#### Task material
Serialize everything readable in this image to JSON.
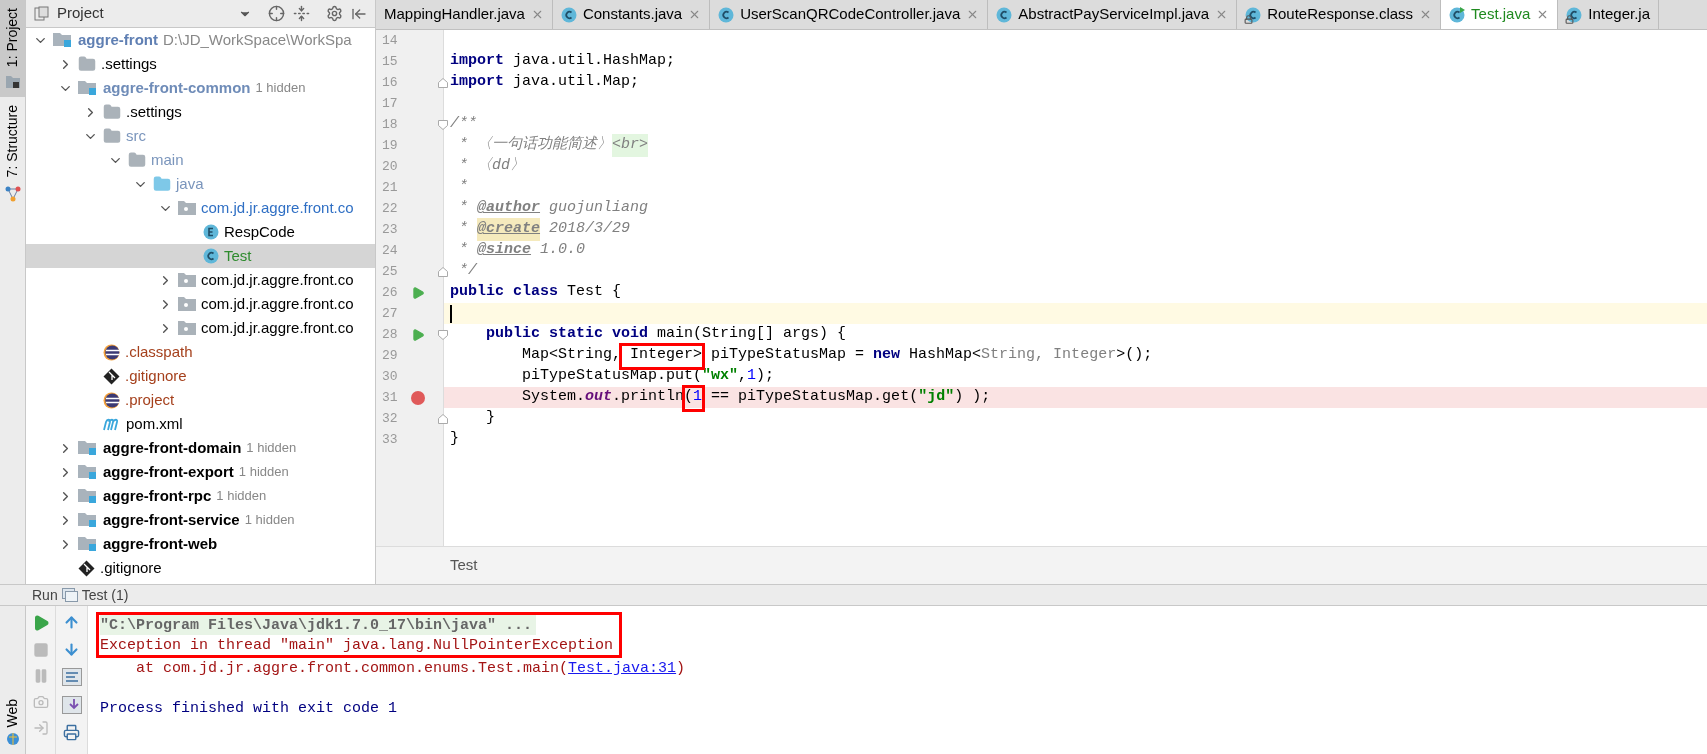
{
  "side_stripe": [
    {
      "label": "1: Project",
      "selected": true
    },
    {
      "label": "7: Structure",
      "selected": false
    }
  ],
  "project_panel": {
    "title": "Project",
    "tree": [
      {
        "label": "aggre-front",
        "suffix": "D:\\JD_WorkSpace\\WorkSpa",
        "kind": "module",
        "color": "#5f7fb3",
        "expanded": true,
        "selected": false,
        "children": [
          {
            "label": ".settings",
            "kind": "folder",
            "color": "#000000",
            "expanded": false,
            "selected": false
          },
          {
            "label": "aggre-front-common",
            "suffix": "1 hidden",
            "kind": "module",
            "color": "#6f8cb8",
            "expanded": true,
            "selected": false,
            "children": [
              {
                "label": ".settings",
                "kind": "folder",
                "color": "#000000",
                "expanded": false,
                "selected": false
              },
              {
                "label": "src",
                "kind": "folder",
                "color": "#7a95bc",
                "expanded": true,
                "selected": false,
                "children": [
                  {
                    "label": "main",
                    "kind": "folder",
                    "color": "#7a95bc",
                    "expanded": true,
                    "selected": false,
                    "children": [
                      {
                        "label": "java",
                        "kind": "source-folder",
                        "color": "#7a95bc",
                        "expanded": true,
                        "selected": false,
                        "children": [
                          {
                            "label": "com.jd.jr.aggre.front.co",
                            "kind": "package",
                            "color": "#2f6fc4",
                            "expanded": true,
                            "selected": false,
                            "children": [
                              {
                                "label": "RespCode",
                                "kind": "enum",
                                "color": "#000000",
                                "selected": false
                              },
                              {
                                "label": "Test",
                                "kind": "class",
                                "color": "#2e8b2e",
                                "selected": true
                              }
                            ]
                          },
                          {
                            "label": "com.jd.jr.aggre.front.co",
                            "kind": "package",
                            "color": "#000000",
                            "expanded": false,
                            "selected": false
                          },
                          {
                            "label": "com.jd.jr.aggre.front.co",
                            "kind": "package",
                            "color": "#000000",
                            "expanded": false,
                            "selected": false
                          },
                          {
                            "label": "com.jd.jr.aggre.front.co",
                            "kind": "package",
                            "color": "#000000",
                            "expanded": false,
                            "selected": false
                          }
                        ]
                      }
                    ]
                  }
                ]
              },
              {
                "label": ".classpath",
                "kind": "eclipse-file",
                "color": "#a5401c",
                "selected": false
              },
              {
                "label": ".gitignore",
                "kind": "git-file",
                "color": "#a5401c",
                "selected": false
              },
              {
                "label": ".project",
                "kind": "eclipse-file",
                "color": "#a5401c",
                "selected": false
              },
              {
                "label": "pom.xml",
                "kind": "maven-file",
                "color": "#000000",
                "selected": false
              }
            ]
          },
          {
            "label": "aggre-front-domain",
            "suffix": "1 hidden",
            "kind": "module",
            "color": "#000000",
            "expanded": false,
            "selected": false
          },
          {
            "label": "aggre-front-export",
            "suffix": "1 hidden",
            "kind": "module",
            "color": "#000000",
            "expanded": false,
            "selected": false
          },
          {
            "label": "aggre-front-rpc",
            "suffix": "1 hidden",
            "kind": "module",
            "color": "#000000",
            "expanded": false,
            "selected": false
          },
          {
            "label": "aggre-front-service",
            "suffix": "1 hidden",
            "kind": "module",
            "color": "#000000",
            "expanded": false,
            "selected": false
          },
          {
            "label": "aggre-front-web",
            "kind": "module",
            "color": "#000000",
            "expanded": false,
            "selected": false
          },
          {
            "label": ".gitignore",
            "kind": "git-file",
            "color": "#000000",
            "selected": false
          }
        ]
      }
    ]
  },
  "editor_tabs": [
    {
      "label": "MappingHandler.java",
      "kind": "plain",
      "selected": false
    },
    {
      "label": "Constants.java",
      "kind": "class",
      "locked": false,
      "selected": false
    },
    {
      "label": "UserScanQRCodeController.java",
      "kind": "class",
      "locked": false,
      "selected": false
    },
    {
      "label": "AbstractPayServiceImpl.java",
      "kind": "class",
      "locked": false,
      "selected": false
    },
    {
      "label": "RouteResponse.class",
      "kind": "class",
      "locked": true,
      "selected": false
    },
    {
      "label": "Test.java",
      "kind": "class-run",
      "locked": false,
      "selected": true
    },
    {
      "label": "Integer.ja",
      "kind": "class",
      "locked": true,
      "selected": false
    }
  ],
  "code_lines": [
    {
      "number": "14",
      "kind": "code",
      "runnable": false,
      "breakpoint": false,
      "current": false
    },
    {
      "number": "15",
      "kind": "code",
      "runnable": false,
      "breakpoint": false,
      "current": false,
      "segments": [
        {
          "text": "import",
          "kind": "keyword",
          "boxed": false
        },
        {
          "text": " java.util.HashMap;",
          "kind": "plain",
          "boxed": false
        }
      ]
    },
    {
      "number": "16",
      "kind": "fold-end",
      "runnable": false,
      "breakpoint": false,
      "current": false,
      "segments": [
        {
          "text": "import",
          "kind": "keyword",
          "boxed": false
        },
        {
          "text": " java.util.Map;",
          "kind": "plain",
          "boxed": false
        }
      ]
    },
    {
      "number": "17",
      "kind": "code",
      "runnable": false,
      "breakpoint": false,
      "current": false
    },
    {
      "number": "18",
      "kind": "fold-start",
      "runnable": false,
      "breakpoint": false,
      "current": false,
      "segments": [
        {
          "text": "/**",
          "kind": "comment",
          "boxed": false
        }
      ]
    },
    {
      "number": "19",
      "kind": "code",
      "runnable": false,
      "breakpoint": false,
      "current": false,
      "segments": [
        {
          "text": " * 〈一句话功能简述〉",
          "kind": "comment",
          "boxed": false
        },
        {
          "text": "<br>",
          "kind": "html-tag",
          "boxed": false
        }
      ]
    },
    {
      "number": "20",
      "kind": "code",
      "runnable": false,
      "breakpoint": false,
      "current": false,
      "segments": [
        {
          "text": " * 〈dd〉",
          "kind": "comment",
          "boxed": false
        }
      ]
    },
    {
      "number": "21",
      "kind": "code",
      "runnable": false,
      "breakpoint": false,
      "current": false,
      "segments": [
        {
          "text": " *",
          "kind": "comment",
          "boxed": false
        }
      ]
    },
    {
      "number": "22",
      "kind": "code",
      "runnable": false,
      "breakpoint": false,
      "current": false,
      "segments": [
        {
          "text": " * ",
          "kind": "comment",
          "boxed": false
        },
        {
          "text": "@author",
          "kind": "doc-tag",
          "boxed": false
        },
        {
          "text": " guojunliang",
          "kind": "comment",
          "boxed": false
        }
      ]
    },
    {
      "number": "23",
      "kind": "code",
      "runnable": false,
      "breakpoint": false,
      "current": false,
      "segments": [
        {
          "text": " * ",
          "kind": "comment",
          "boxed": false
        },
        {
          "text": "@create",
          "kind": "doc-tag-marked",
          "boxed": false
        },
        {
          "text": " 2018/3/29",
          "kind": "comment",
          "boxed": false
        }
      ]
    },
    {
      "number": "24",
      "kind": "code",
      "runnable": false,
      "breakpoint": false,
      "current": false,
      "segments": [
        {
          "text": " * ",
          "kind": "comment",
          "boxed": false
        },
        {
          "text": "@since",
          "kind": "doc-tag",
          "boxed": false
        },
        {
          "text": " 1.0.0",
          "kind": "comment",
          "boxed": false
        }
      ]
    },
    {
      "number": "25",
      "kind": "fold-end",
      "runnable": false,
      "breakpoint": false,
      "current": false,
      "segments": [
        {
          "text": " */",
          "kind": "comment",
          "boxed": false
        }
      ]
    },
    {
      "number": "26",
      "kind": "code",
      "runnable": true,
      "breakpoint": false,
      "current": false,
      "segments": [
        {
          "text": "public class",
          "kind": "keyword",
          "boxed": false
        },
        {
          "text": " Test {",
          "kind": "plain",
          "boxed": false
        }
      ]
    },
    {
      "number": "27",
      "kind": "code",
      "runnable": false,
      "breakpoint": false,
      "current": true
    },
    {
      "number": "28",
      "kind": "fold-start",
      "runnable": true,
      "breakpoint": false,
      "current": false,
      "segments": [
        {
          "text": "    public static void",
          "kind": "keyword",
          "boxed": false
        },
        {
          "text": " main(String[] args) {",
          "kind": "plain",
          "boxed": false
        }
      ]
    },
    {
      "number": "29",
      "kind": "code",
      "runnable": false,
      "breakpoint": false,
      "current": false,
      "segments": [
        {
          "text": "        Map<String,",
          "kind": "plain",
          "boxed": false
        },
        {
          "text": " Integer>",
          "kind": "plain",
          "boxed": true
        },
        {
          "text": " piTypeStatusMap = ",
          "kind": "plain",
          "boxed": false
        },
        {
          "text": "new",
          "kind": "keyword",
          "boxed": false
        },
        {
          "text": " HashMap<",
          "kind": "plain",
          "boxed": false
        },
        {
          "text": "String, Integer",
          "kind": "inferred",
          "boxed": false
        },
        {
          "text": ">();",
          "kind": "plain",
          "boxed": false
        }
      ]
    },
    {
      "number": "30",
      "kind": "code",
      "runnable": false,
      "breakpoint": false,
      "current": false,
      "segments": [
        {
          "text": "        piTypeStatusMap.put(",
          "kind": "plain",
          "boxed": false
        },
        {
          "text": "\"wx\"",
          "kind": "string",
          "boxed": false
        },
        {
          "text": ",",
          "kind": "plain",
          "boxed": false
        },
        {
          "text": "1",
          "kind": "number",
          "boxed": false
        },
        {
          "text": ");",
          "kind": "plain",
          "boxed": false
        }
      ]
    },
    {
      "number": "31",
      "kind": "code",
      "runnable": false,
      "breakpoint": true,
      "current": false,
      "segments": [
        {
          "text": "        System.",
          "kind": "plain",
          "boxed": false
        },
        {
          "text": "out",
          "kind": "static-field",
          "boxed": false
        },
        {
          "text": ".println",
          "kind": "plain",
          "boxed": false
        },
        {
          "text": "(",
          "kind": "plain",
          "boxed": true
        },
        {
          "text": "1",
          "kind": "number",
          "boxed": true
        },
        {
          "text": " == piTypeStatusMap.get(",
          "kind": "plain",
          "boxed": false
        },
        {
          "text": "\"jd\"",
          "kind": "string",
          "boxed": false
        },
        {
          "text": ") );",
          "kind": "plain",
          "boxed": false
        }
      ]
    },
    {
      "number": "32",
      "kind": "fold-end",
      "runnable": false,
      "breakpoint": false,
      "current": false,
      "segments": [
        {
          "text": "    }",
          "kind": "plain",
          "boxed": false
        }
      ]
    },
    {
      "number": "33",
      "kind": "code",
      "runnable": false,
      "breakpoint": false,
      "current": false,
      "segments": [
        {
          "text": "}",
          "kind": "plain",
          "boxed": false
        }
      ]
    }
  ],
  "breadcrumb": "Test",
  "run_panel": {
    "title": "Run",
    "tab": "Test (1)",
    "side_label": "Web",
    "console": [
      {
        "kind": "command",
        "text": "\"C:\\Program Files\\Java\\jdk1.7.0_17\\bin\\java\" ...",
        "boxed": true
      },
      {
        "kind": "error",
        "text": "Exception in thread \"main\" java.lang.NullPointerException",
        "boxed": true
      },
      {
        "kind": "trace",
        "text": "    at com.jd.jr.aggre.front.common.enums.Test.main(",
        "link": "Test.java:31",
        "tail": ")",
        "boxed": false
      },
      {
        "kind": "blank",
        "boxed": false
      },
      {
        "kind": "info",
        "text": "Process finished with exit code 1",
        "boxed": false
      }
    ]
  }
}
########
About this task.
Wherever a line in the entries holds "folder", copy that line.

Reply.
            "kind": "folder",
                "kind": "folder",
                "kind": "folder",
                    "kind": "folder",
                        "kind": "source-folder",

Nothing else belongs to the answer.